December 23, 2012
Aretha Franklin brings festive Christmas soiree to Greektown
By SUSAN WHITALL
The Detroit News
Detroit — On one of the busiest downtown Saturday nights lately, as the Lions battled the Atlanta Falcons, Aretha Franklin held her annual Christmas soiree at Greektown's International Banquet Center.
Guests included former Channel 7 anchor Diana Lewis, U.S. Court of Appeals Sixth Circuit Judge Damon Keith, Michigan Opera Theater director David DiChiera, Detroit City Council member JoAnn Watson and WDIV Channel 4 anchor Carmen Harlan, and members of Franklin's family. Her guitarist son Teddy White ate dinner, then took off for his regular Saturday gig in Plymouth.
After dinner everybody settled in for a roster of entertainment including Motown's Sylvester Potts and the Contours, who performed their Berry Gordy-penned, 1962 smash "Do You Love Me," some blues by Charles Scales and Robert Penn, an impassioned R&B song by Franklin's son Eddie and a Christian rap by youngest son Kecalf.
Kecalf's son Jordan Franklin performed a hip-hop version of his grandmother's hit song "Since You've Been Gone."
The Queen of Soul personally introduced granddaughter Victory Franklin (Kecalf's daughter), whom she is instructing as a vocalist.

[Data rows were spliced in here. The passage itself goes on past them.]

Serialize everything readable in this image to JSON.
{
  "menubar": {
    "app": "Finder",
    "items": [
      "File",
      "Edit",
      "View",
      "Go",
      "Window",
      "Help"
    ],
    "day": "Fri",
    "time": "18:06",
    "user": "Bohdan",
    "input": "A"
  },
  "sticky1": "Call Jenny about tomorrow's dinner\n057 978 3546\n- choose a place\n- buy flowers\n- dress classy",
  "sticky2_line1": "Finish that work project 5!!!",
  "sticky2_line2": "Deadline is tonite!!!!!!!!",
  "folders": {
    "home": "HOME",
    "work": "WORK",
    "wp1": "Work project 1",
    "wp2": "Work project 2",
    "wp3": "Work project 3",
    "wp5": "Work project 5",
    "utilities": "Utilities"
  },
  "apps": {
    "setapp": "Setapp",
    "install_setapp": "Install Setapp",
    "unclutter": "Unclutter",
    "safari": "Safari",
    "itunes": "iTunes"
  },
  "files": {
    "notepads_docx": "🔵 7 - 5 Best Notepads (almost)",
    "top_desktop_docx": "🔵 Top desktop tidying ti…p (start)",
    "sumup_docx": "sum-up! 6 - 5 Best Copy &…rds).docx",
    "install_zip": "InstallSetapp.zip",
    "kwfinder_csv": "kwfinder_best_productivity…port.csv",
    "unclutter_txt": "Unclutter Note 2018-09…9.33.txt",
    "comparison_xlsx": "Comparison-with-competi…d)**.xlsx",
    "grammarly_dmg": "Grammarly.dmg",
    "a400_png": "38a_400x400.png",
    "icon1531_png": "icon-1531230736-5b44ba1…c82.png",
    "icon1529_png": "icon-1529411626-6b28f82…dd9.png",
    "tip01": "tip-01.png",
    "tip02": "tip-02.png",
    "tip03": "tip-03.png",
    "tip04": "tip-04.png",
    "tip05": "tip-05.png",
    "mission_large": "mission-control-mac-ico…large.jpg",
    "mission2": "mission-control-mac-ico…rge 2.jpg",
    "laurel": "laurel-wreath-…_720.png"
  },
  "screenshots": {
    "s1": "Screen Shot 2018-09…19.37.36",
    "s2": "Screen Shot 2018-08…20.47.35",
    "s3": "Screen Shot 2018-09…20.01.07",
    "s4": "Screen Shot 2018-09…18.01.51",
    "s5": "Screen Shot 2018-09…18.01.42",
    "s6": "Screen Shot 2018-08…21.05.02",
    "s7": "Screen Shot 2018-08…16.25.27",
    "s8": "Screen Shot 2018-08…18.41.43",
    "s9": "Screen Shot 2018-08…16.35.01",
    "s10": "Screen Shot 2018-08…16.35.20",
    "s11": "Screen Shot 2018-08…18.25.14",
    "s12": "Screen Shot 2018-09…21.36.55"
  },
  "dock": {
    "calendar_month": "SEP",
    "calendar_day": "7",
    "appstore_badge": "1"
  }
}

"She's coming along very well," Franklin said. "I came down to see her rehearse, and she brought tears to my eyes."
The teenager sang the gospel song, "Take Me to the King," in a winsome, pretty voice.
But it was a 4' 11," seasoned vet, the tiny West Coast blues dynamo Sugar Pie De Santo, 77, flown in by Franklin just for the party, who brought the house down with her athletic, gyrating set.
Dressed in a slinky pink gown slashed high on the leg, De Santo jumped on and off the stage with the ease of a yoga instructor, sang the blues with the same gusto she did in the early '60s, flirting amusingly with the male guests.
"Seventy-seven isn't too old to need a man!" she advised, then jumped into the audience to look for a suitable one to haul up onstage and dance with her.
She rocked through several notable songs, including "In the Basement" (a song she recorded with her friend Etta James).
Franklin's party, and the holiday, is a brief respite before she embarks on some live dates again — in Hammond, Ind. next week and Battle Creek in early January.